LifelineLetter, January/February 2010 (Part 1)
LifelineLetter, March/April 2010 (Part 2)

more Calendar

2/6/2017 » 2/10/2017
Feeding Tube Awareness Week

2/18/2017 » 2/21/2017
Oley exhibit at A.S.P.E.N.'s Clinical Nutrition Week

5/6/2017
Oley Regional Conference

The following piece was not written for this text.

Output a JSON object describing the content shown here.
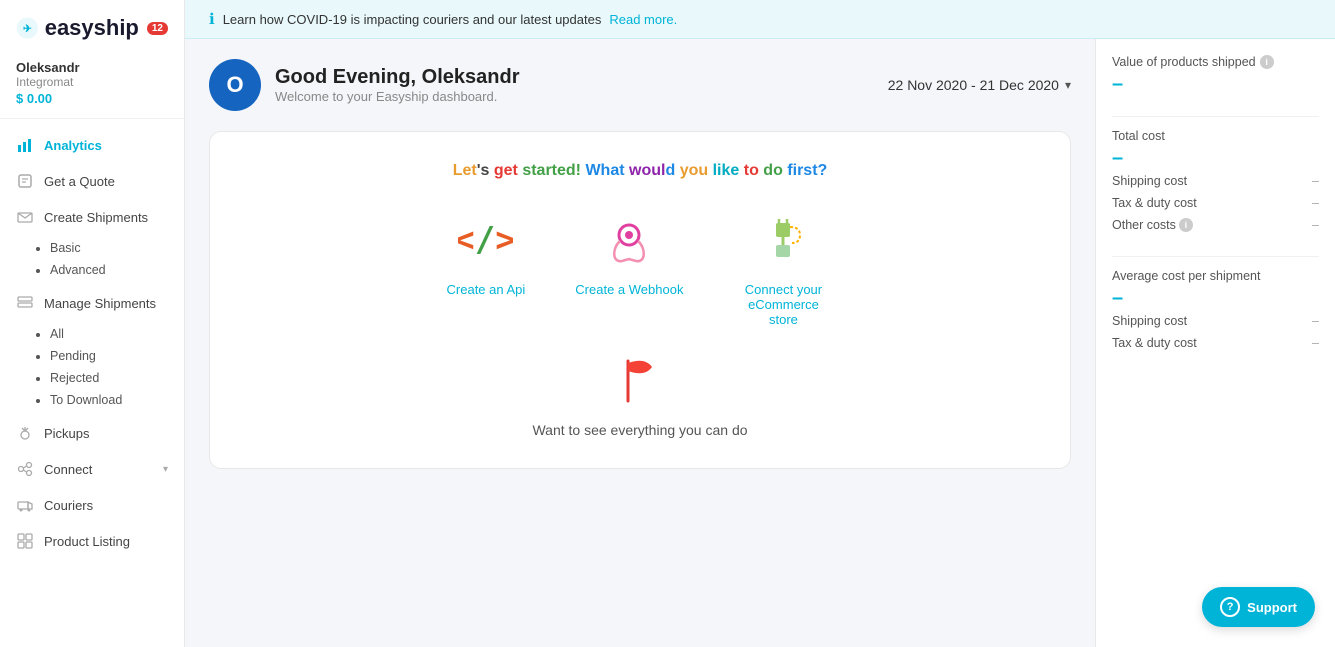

This website is an educational resource. It is not intended to provide medical advice or recommend a course of treatment. You should discuss all issues, ideas, suggestions, etc. with your clinician prior to use. Clinicians in a relevant field have reviewed the medical information; however, the Oley Foundation does not guarantee the accuracy of the information presented, and is not liable if information is incorrect or incomplete. If you have questions please contact Oley staff.

 

Updated in 2015 with a generous grant from Shire, Inc. 

 

This website was updated in 2015 with a generous grant from Shire, Inc. This website is an educational resource. It is not intended to provide medical advice or recommend a course of treatment. You should discuss all issues, ideas, suggestions, etc. with your clinician prior to use. Clinicians in a relevant field have reviewed the medical information; however, the Oley Foundation does not guarantee the accuracy of the information presented, and is not liable if information is incorrect or incomplete. If you have questions please contact Oley staff.
Membership Management Software Powered by YourMembership  ::  Legal